> [EXERCISE AIM] Each record below should be returned word for word, with no pictures included.

Top of RECORD EXCERPTS

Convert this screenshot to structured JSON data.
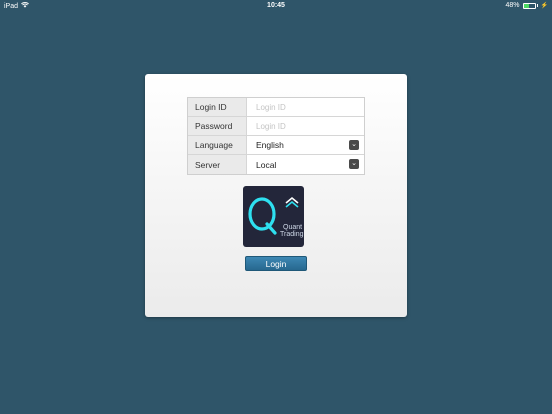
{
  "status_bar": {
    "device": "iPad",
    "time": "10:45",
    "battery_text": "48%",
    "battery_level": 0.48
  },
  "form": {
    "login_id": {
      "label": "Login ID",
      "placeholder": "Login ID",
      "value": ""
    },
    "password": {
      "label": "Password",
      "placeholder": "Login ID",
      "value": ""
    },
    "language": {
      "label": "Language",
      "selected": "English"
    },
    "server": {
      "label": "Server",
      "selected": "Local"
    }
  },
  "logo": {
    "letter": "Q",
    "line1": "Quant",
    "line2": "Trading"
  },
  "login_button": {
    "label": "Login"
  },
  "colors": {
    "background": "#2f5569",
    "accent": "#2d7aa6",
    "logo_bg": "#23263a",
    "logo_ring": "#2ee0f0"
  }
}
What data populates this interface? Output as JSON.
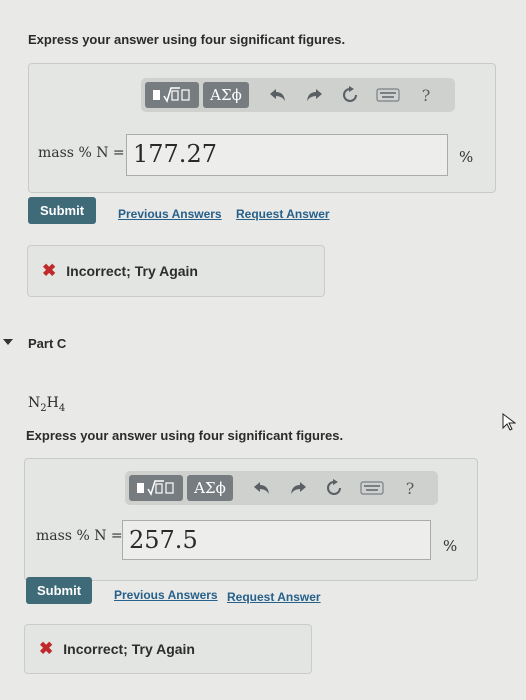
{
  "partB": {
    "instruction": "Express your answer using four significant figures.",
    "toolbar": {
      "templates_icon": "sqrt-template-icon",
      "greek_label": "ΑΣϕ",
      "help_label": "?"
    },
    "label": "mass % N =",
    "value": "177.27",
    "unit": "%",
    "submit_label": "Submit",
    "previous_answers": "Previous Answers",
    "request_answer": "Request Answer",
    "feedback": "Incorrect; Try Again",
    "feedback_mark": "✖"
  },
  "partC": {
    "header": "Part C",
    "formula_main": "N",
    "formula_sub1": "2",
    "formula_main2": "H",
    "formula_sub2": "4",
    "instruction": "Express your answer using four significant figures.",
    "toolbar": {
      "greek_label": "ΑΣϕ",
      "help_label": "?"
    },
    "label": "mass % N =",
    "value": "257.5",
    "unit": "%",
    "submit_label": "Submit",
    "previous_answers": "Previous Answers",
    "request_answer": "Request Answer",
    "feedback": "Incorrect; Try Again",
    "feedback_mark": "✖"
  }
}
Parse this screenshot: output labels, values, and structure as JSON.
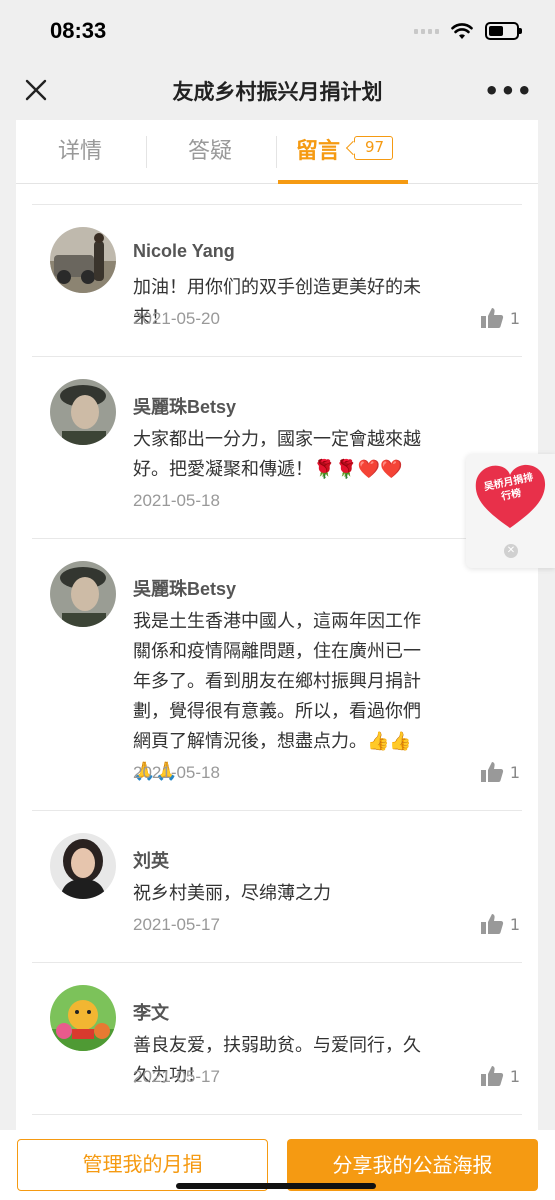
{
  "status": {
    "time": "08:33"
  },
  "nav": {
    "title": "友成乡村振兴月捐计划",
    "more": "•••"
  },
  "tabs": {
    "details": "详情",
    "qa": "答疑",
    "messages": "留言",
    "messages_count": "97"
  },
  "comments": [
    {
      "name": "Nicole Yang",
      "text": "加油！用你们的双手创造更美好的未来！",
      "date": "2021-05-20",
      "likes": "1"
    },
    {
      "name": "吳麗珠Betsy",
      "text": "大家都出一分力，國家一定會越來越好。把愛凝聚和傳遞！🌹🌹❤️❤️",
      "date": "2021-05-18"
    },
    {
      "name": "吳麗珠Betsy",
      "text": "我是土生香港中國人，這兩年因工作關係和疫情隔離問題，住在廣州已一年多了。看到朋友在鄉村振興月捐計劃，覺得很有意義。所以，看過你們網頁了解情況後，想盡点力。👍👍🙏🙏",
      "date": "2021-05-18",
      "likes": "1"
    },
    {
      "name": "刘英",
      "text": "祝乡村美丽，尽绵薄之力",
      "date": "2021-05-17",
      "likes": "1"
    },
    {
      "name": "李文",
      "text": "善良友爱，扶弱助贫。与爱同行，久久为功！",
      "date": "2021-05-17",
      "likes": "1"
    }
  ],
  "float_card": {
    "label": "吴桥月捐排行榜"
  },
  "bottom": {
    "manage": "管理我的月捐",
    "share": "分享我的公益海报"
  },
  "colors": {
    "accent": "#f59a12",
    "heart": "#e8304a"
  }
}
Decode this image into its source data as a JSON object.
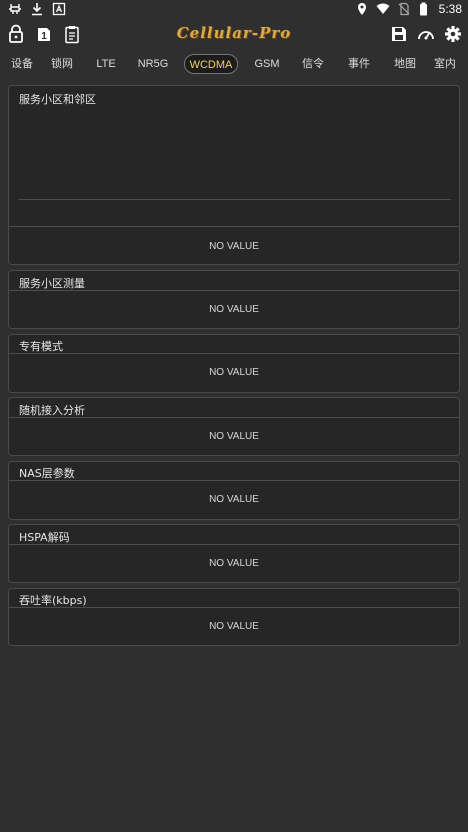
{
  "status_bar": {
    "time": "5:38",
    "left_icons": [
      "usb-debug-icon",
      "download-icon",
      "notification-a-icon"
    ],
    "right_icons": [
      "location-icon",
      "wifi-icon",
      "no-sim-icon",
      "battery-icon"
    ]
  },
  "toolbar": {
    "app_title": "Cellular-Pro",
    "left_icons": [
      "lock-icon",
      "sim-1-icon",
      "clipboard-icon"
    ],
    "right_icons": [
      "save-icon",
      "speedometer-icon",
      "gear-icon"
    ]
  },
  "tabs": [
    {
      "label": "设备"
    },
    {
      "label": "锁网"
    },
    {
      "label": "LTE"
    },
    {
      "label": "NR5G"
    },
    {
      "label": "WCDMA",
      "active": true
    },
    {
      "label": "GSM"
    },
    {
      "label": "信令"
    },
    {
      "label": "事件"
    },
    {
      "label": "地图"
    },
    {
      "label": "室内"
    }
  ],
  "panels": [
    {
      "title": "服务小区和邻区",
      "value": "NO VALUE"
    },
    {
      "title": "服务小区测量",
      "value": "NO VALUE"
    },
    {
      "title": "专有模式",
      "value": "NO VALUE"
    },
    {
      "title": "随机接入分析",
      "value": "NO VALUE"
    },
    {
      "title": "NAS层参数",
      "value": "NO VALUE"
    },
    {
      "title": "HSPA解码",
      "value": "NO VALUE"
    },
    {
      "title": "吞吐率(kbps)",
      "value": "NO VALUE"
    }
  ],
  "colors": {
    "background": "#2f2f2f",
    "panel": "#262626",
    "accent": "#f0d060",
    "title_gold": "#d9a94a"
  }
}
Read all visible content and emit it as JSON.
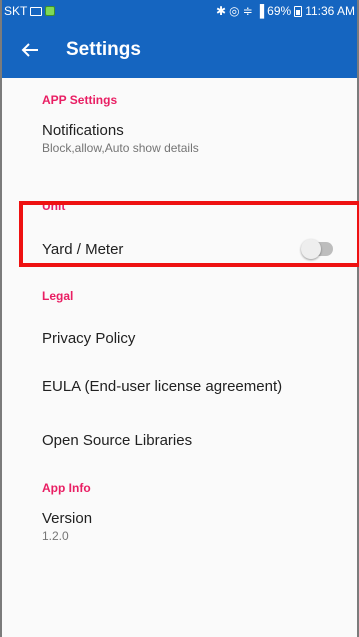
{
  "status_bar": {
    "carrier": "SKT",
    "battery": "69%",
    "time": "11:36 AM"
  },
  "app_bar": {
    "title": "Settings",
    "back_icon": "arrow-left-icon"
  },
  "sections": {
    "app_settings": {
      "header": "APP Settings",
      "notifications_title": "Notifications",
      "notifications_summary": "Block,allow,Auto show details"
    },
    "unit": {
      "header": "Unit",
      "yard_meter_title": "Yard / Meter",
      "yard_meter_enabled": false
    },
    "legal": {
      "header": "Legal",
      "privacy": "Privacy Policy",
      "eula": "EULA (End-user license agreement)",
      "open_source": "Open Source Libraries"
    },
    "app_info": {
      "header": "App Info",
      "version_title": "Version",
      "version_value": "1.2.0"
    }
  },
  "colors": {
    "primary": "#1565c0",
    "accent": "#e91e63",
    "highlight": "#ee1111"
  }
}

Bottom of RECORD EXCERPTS

> [RESULT BELOW]
Convert this screenshot to structured JSON data.
{
  "status_bar": {
    "device": "iPad",
    "time": "10:45",
    "battery_text": "48%",
    "battery_level": 0.48
  },
  "form": {
    "login_id": {
      "label": "Login ID",
      "placeholder": "Login ID",
      "value": ""
    },
    "password": {
      "label": "Password",
      "placeholder": "Login ID",
      "value": ""
    },
    "language": {
      "label": "Language",
      "selected": "English"
    },
    "server": {
      "label": "Server",
      "selected": "Local"
    }
  },
  "logo": {
    "letter": "Q",
    "line1": "Quant",
    "line2": "Trading"
  },
  "login_button": {
    "label": "Login"
  },
  "colors": {
    "background": "#2f5569",
    "accent": "#2d7aa6",
    "logo_bg": "#23263a",
    "logo_ring": "#2ee0f0"
  }
}
What data populates this interface? Output as JSON.
{
  "partB": {
    "instruction": "Express your answer using four significant figures.",
    "toolbar": {
      "templates_icon": "sqrt-template-icon",
      "greek_label": "ΑΣϕ",
      "help_label": "?"
    },
    "label": "mass % N =",
    "value": "177.27",
    "unit": "%",
    "submit_label": "Submit",
    "previous_answers": "Previous Answers",
    "request_answer": "Request Answer",
    "feedback": "Incorrect; Try Again",
    "feedback_mark": "✖"
  },
  "partC": {
    "header": "Part C",
    "formula_main": "N",
    "formula_sub1": "2",
    "formula_main2": "H",
    "formula_sub2": "4",
    "instruction": "Express your answer using four significant figures.",
    "toolbar": {
      "greek_label": "ΑΣϕ",
      "help_label": "?"
    },
    "label": "mass % N =",
    "value": "257.5",
    "unit": "%",
    "submit_label": "Submit",
    "previous_answers": "Previous Answers",
    "request_answer": "Request Answer",
    "feedback": "Incorrect; Try Again",
    "feedback_mark": "✖"
  }
}
Parse this screenshot: output labels, values, and structure as JSON.
{
  "status": {
    "time": "08:33"
  },
  "nav": {
    "title": "友成乡村振兴月捐计划",
    "more": "•••"
  },
  "tabs": {
    "details": "详情",
    "qa": "答疑",
    "messages": "留言",
    "messages_count": "97"
  },
  "comments": [
    {
      "name": "Nicole Yang",
      "text": "加油！用你们的双手创造更美好的未来！",
      "date": "2021-05-20",
      "likes": "1"
    },
    {
      "name": "吳麗珠Betsy",
      "text": "大家都出一分力，國家一定會越來越好。把愛凝聚和傳遞！🌹🌹❤️❤️",
      "date": "2021-05-18"
    },
    {
      "name": "吳麗珠Betsy",
      "text": "我是土生香港中國人，這兩年因工作關係和疫情隔離問題，住在廣州已一年多了。看到朋友在鄉村振興月捐計劃，覺得很有意義。所以，看過你們網頁了解情況後，想盡点力。👍👍🙏🙏",
      "date": "2021-05-18",
      "likes": "1"
    },
    {
      "name": "刘英",
      "text": "祝乡村美丽，尽绵薄之力",
      "date": "2021-05-17",
      "likes": "1"
    },
    {
      "name": "李文",
      "text": "善良友爱，扶弱助贫。与爱同行，久久为功！",
      "date": "2021-05-17",
      "likes": "1"
    }
  ],
  "float_card": {
    "label": "吴桥月捐排行榜"
  },
  "bottom": {
    "manage": "管理我的月捐",
    "share": "分享我的公益海报"
  },
  "colors": {
    "accent": "#f59a12",
    "heart": "#e8304a"
  }
}
Decode this image into its source data as a JSON object.
{
  "status_bar": {
    "time": "5:38",
    "left_icons": [
      "usb-debug-icon",
      "download-icon",
      "notification-a-icon"
    ],
    "right_icons": [
      "location-icon",
      "wifi-icon",
      "no-sim-icon",
      "battery-icon"
    ]
  },
  "toolbar": {
    "app_title": "Cellular-Pro",
    "left_icons": [
      "lock-icon",
      "sim-1-icon",
      "clipboard-icon"
    ],
    "right_icons": [
      "save-icon",
      "speedometer-icon",
      "gear-icon"
    ]
  },
  "tabs": [
    {
      "label": "设备"
    },
    {
      "label": "锁网"
    },
    {
      "label": "LTE"
    },
    {
      "label": "NR5G"
    },
    {
      "label": "WCDMA",
      "active": true
    },
    {
      "label": "GSM"
    },
    {
      "label": "信令"
    },
    {
      "label": "事件"
    },
    {
      "label": "地图"
    },
    {
      "label": "室内"
    }
  ],
  "panels": [
    {
      "title": "服务小区和邻区",
      "value": "NO VALUE"
    },
    {
      "title": "服务小区测量",
      "value": "NO VALUE"
    },
    {
      "title": "专有模式",
      "value": "NO VALUE"
    },
    {
      "title": "随机接入分析",
      "value": "NO VALUE"
    },
    {
      "title": "NAS层参数",
      "value": "NO VALUE"
    },
    {
      "title": "HSPA解码",
      "value": "NO VALUE"
    },
    {
      "title": "吞吐率(kbps)",
      "value": "NO VALUE"
    }
  ],
  "colors": {
    "background": "#2f2f2f",
    "panel": "#262626",
    "accent": "#f0d060",
    "title_gold": "#d9a94a"
  }
}
Read all visible content and emit it as JSON.
{
  "status_bar": {
    "carrier": "SKT",
    "battery": "69%",
    "time": "11:36 AM"
  },
  "app_bar": {
    "title": "Settings",
    "back_icon": "arrow-left-icon"
  },
  "sections": {
    "app_settings": {
      "header": "APP Settings",
      "notifications_title": "Notifications",
      "notifications_summary": "Block,allow,Auto show details"
    },
    "unit": {
      "header": "Unit",
      "yard_meter_title": "Yard / Meter",
      "yard_meter_enabled": false
    },
    "legal": {
      "header": "Legal",
      "privacy": "Privacy Policy",
      "eula": "EULA (End-user license agreement)",
      "open_source": "Open Source Libraries"
    },
    "app_info": {
      "header": "App Info",
      "version_title": "Version",
      "version_value": "1.2.0"
    }
  },
  "colors": {
    "primary": "#1565c0",
    "accent": "#e91e63",
    "highlight": "#ee1111"
  }
}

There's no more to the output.